Years later, Numero Group reenergized discussion about a new release. The label initially wanted to rerelease the band’s SST material, but legal hang-ups led to a project that instead focuses on the period between 1979 and 1983. In addition to the band’s early 7”s, an alternate version of their 1982 debut, Land Speed Record, and the self-released Everything Falls Apart from 1983, Savage Young Dü includes songs from Katzman’s remastered tapes and material that was previously only circulated on bootlegs and lost demos. “It was a great period,” Norton recalls of the era captured on the set. “If we weren’t playing a gig, we were rehearsing. All of us were writing. Everyone was throwing stuff out there. Bob, songs were just pouring out of him. In a sense, it was us teaching ourselves how to write songs.”
“Listening through the box set, you kind of see the evolution happen sonically and stylistically,” he adds. “We started as a punk band writing songs like the bands we were listening to. Then, the songs evolve, and you can hear different influences pop up. We came up through American hardcore, but we still continued to evolve. All of that melody made its way back into the music. By the time of Everything Falls Apart—or even [1982 single] In a Free Land—it had a lot more going on to it than just hardcore.”
The band’s members first tested the waters with Numero Group by letting the label reissue the 1981 7”, Statues, for Record Store Day in 2013. From there, the label zeroed in on about 100 songs for inclusion in the set before narrowing everything down to the final 69, which were transferred and remastered at Steve Albini’s Electrical Audio studio in Chicago. “The band had a pretty killer tape archive hiding out in an old storage space,” Shipley says. “Once we were able to get that material, it really opened the doors for what was possible. For years, I’d been told that the master tapes for ‘Statues’ and ‘Amusement’ were lost—and lo and behold, here’s the original multitracks, mixdowns, and all the additional stuff they recorded in the sessions. That kept happening. Every time we opened up a box, we found something new.”
Norton, Hart, and Mould kept tabs on the project through email with Shipley and others at Numero Group. Shipley says that while coordinating between all three members was challenging at times, the band showed a commitment to seeing the project through to completion, especially with the news of Hart’s sickness. “Having all three of them together at one point in time with a common goal, that hadn’t happened since 1987,” Shipley says. “I think Grant being sick helped it a little bit, because everybody pulled together and rallied around it.”
“I think the Bob and Grant battle has been well-documented in the press over the past several decades,” Norton says. “Now, we can get away from that and put the focus back on the music, which is where it should have been all along. We can concentrate on that legacy and that alone.”
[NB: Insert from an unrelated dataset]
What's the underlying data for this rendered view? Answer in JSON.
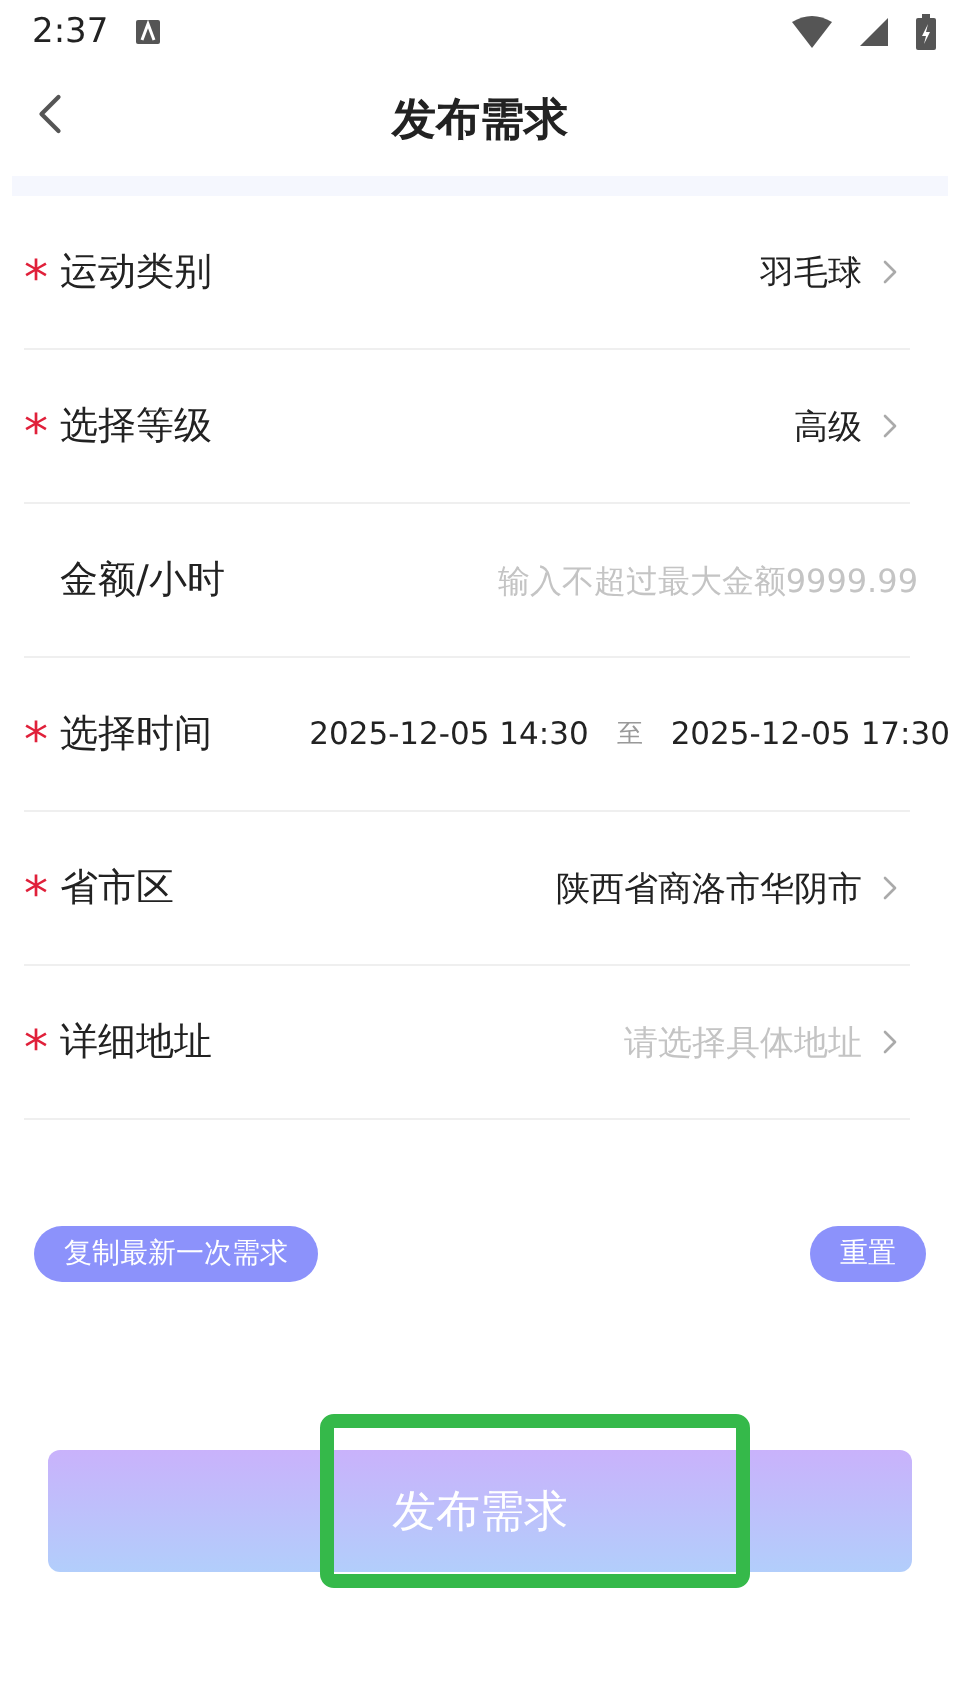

Both Shipley and Norton say Savage Young Dü could be the start of an ongoing relationship between the band’s surviving members and Numero Group. The label hopes to dive further into classic Hüsker records like 1984’s Zen Arcade and 1985’s Flip Your Wig and New Day Rising. By Shipley’s estimation, there’s still about 200 tapes worth of material to comb through. Norton, meanwhile, says the band hope to launch a new website, where streams of old Hüsker Dü shows could eventually be made available.
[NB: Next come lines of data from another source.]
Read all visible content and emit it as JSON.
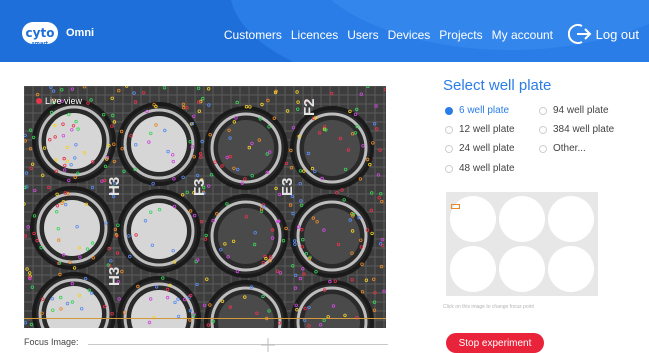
{
  "brand": {
    "logo_text": "cyto",
    "logo_sub": "smart",
    "app_name": "Omni"
  },
  "nav": {
    "items": [
      {
        "label": "Customers"
      },
      {
        "label": "Licences"
      },
      {
        "label": "Users"
      },
      {
        "label": "Devices"
      },
      {
        "label": "Projects"
      },
      {
        "label": "My account"
      }
    ],
    "logout_label": "Log out",
    "logout_icon": "logout-arrow-icon"
  },
  "live_view": {
    "label": "Live view",
    "well_labels": [
      "H3",
      "F3",
      "E3",
      "H3",
      "F2"
    ]
  },
  "focus": {
    "label": "Focus Image:",
    "value_percent": 60
  },
  "well_plate": {
    "title": "Select well plate",
    "options": [
      {
        "label": "6 well plate",
        "selected": true
      },
      {
        "label": "94 well plate",
        "selected": false
      },
      {
        "label": "12 well plate",
        "selected": false
      },
      {
        "label": "384 well plate",
        "selected": false
      },
      {
        "label": "24 well plate",
        "selected": false
      },
      {
        "label": "Other...",
        "selected": false
      },
      {
        "label": "48 well plate",
        "selected": false
      }
    ],
    "hint": "Click on this image to change focus point",
    "accent_color": "#2a7de6"
  },
  "actions": {
    "stop_label": "Stop experiment",
    "stop_color": "#e8233a"
  }
}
“The thing that I think is really important [to acknowledge] is that bands that are sort of locked away from people end up getting forgotten,” Shipley says of delving further into the band’s history. “It’ll be exciting over the next four, five, 10 years as we continue to try to bring about a new story about this group. We just hope their music finds some fresh ears.”